Exercise details: Exclude the pictures and reproduce the remaining data exactly as written.

┄┄┄┄┄┄┄┄┄┄

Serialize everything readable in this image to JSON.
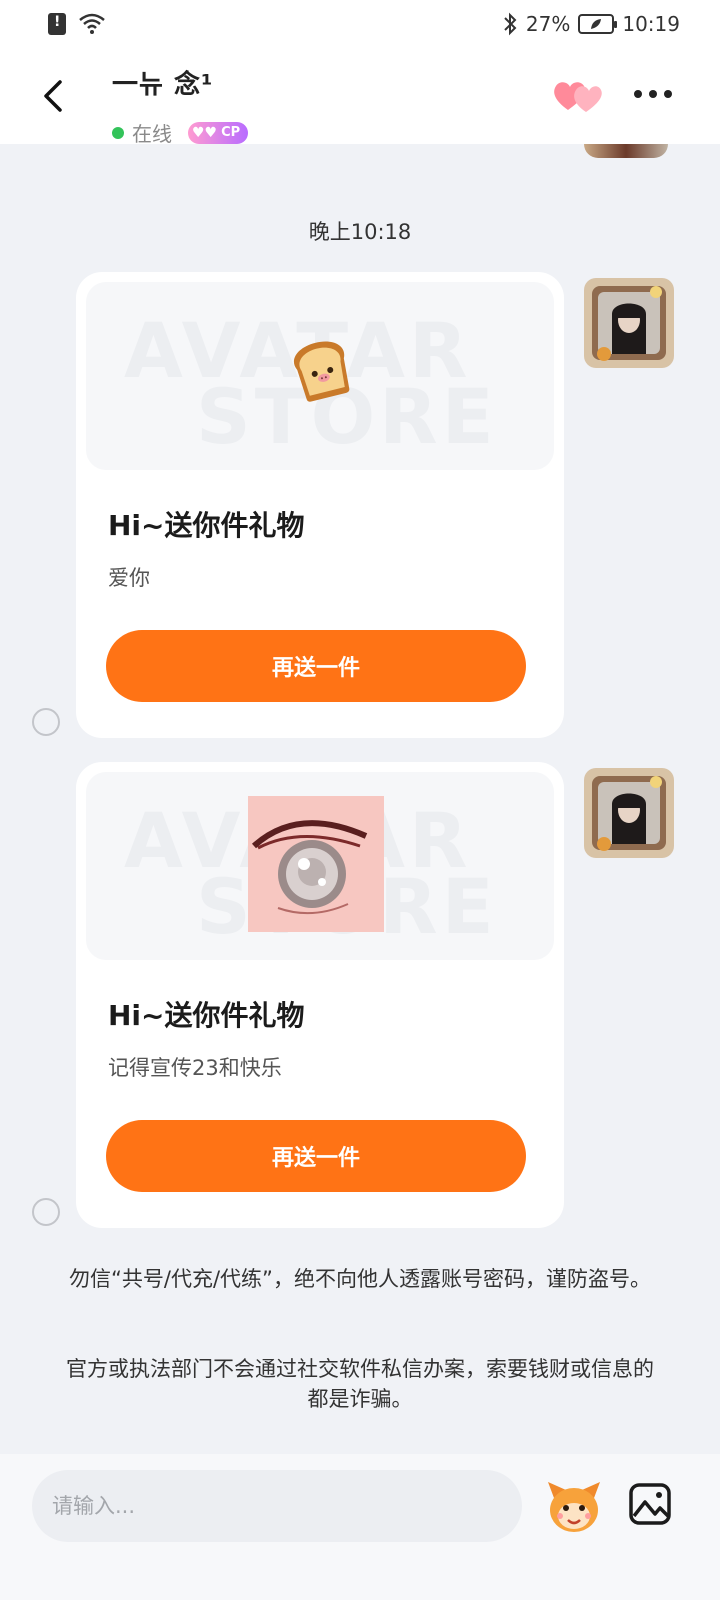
{
  "status_bar": {
    "battery_percent": "27%",
    "time": "10:19"
  },
  "header": {
    "contact_name": "一뉴 念¹",
    "online_status": "在线",
    "cp_badge": "CP"
  },
  "chat": {
    "timestamp": "晚上10:18",
    "gifts": [
      {
        "title": "Hi~送你件礼物",
        "message": "爱你",
        "button_label": "再送一件",
        "watermark_line1": "AVATAR",
        "watermark_line2": "STORE",
        "gift_icon": "toast-icon"
      },
      {
        "title": "Hi~送你件礼物",
        "message": "记得宣传23和快乐",
        "button_label": "再送一件",
        "watermark_line1": "AVATAR",
        "watermark_line2": "STORE",
        "gift_icon": "eye-image"
      }
    ],
    "notices": [
      "勿信“共号/代充/代练”，绝不向他人透露账号密码，谨防盗号。",
      "官方或执法部门不会通过社交软件私信办案，索要钱财或信息的都是诈骗。"
    ]
  },
  "input_bar": {
    "placeholder": "请输入..."
  },
  "colors": {
    "accent": "#ff7315",
    "background": "#f0f2f6",
    "online": "#33c35a"
  }
}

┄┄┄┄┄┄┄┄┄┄

Completed task:
Serialize everything readable in this image to JSON.
{
  "status_bar": {
    "battery_percent": "27%",
    "time": "10:19"
  },
  "header": {
    "contact_name": "一뉴 念¹",
    "online_status": "在线",
    "cp_badge": "CP"
  },
  "chat": {
    "timestamp": "晚上10:18",
    "gifts": [
      {
        "title": "Hi~送你件礼物",
        "message": "爱你",
        "button_label": "再送一件",
        "watermark_line1": "AVATAR",
        "watermark_line2": "STORE",
        "gift_icon": "toast-icon"
      },
      {
        "title": "Hi~送你件礼物",
        "message": "记得宣传23和快乐",
        "button_label": "再送一件",
        "watermark_line1": "AVATAR",
        "watermark_line2": "STORE",
        "gift_icon": "eye-image"
      }
    ],
    "notices": [
      "勿信“共号/代充/代练”，绝不向他人透露账号密码，谨防盗号。",
      "官方或执法部门不会通过社交软件私信办案，索要钱财或信息的都是诈骗。"
    ]
  },
  "input_bar": {
    "placeholder": "请输入..."
  },
  "colors": {
    "accent": "#ff7315",
    "background": "#f0f2f6",
    "online": "#33c35a"
  }
}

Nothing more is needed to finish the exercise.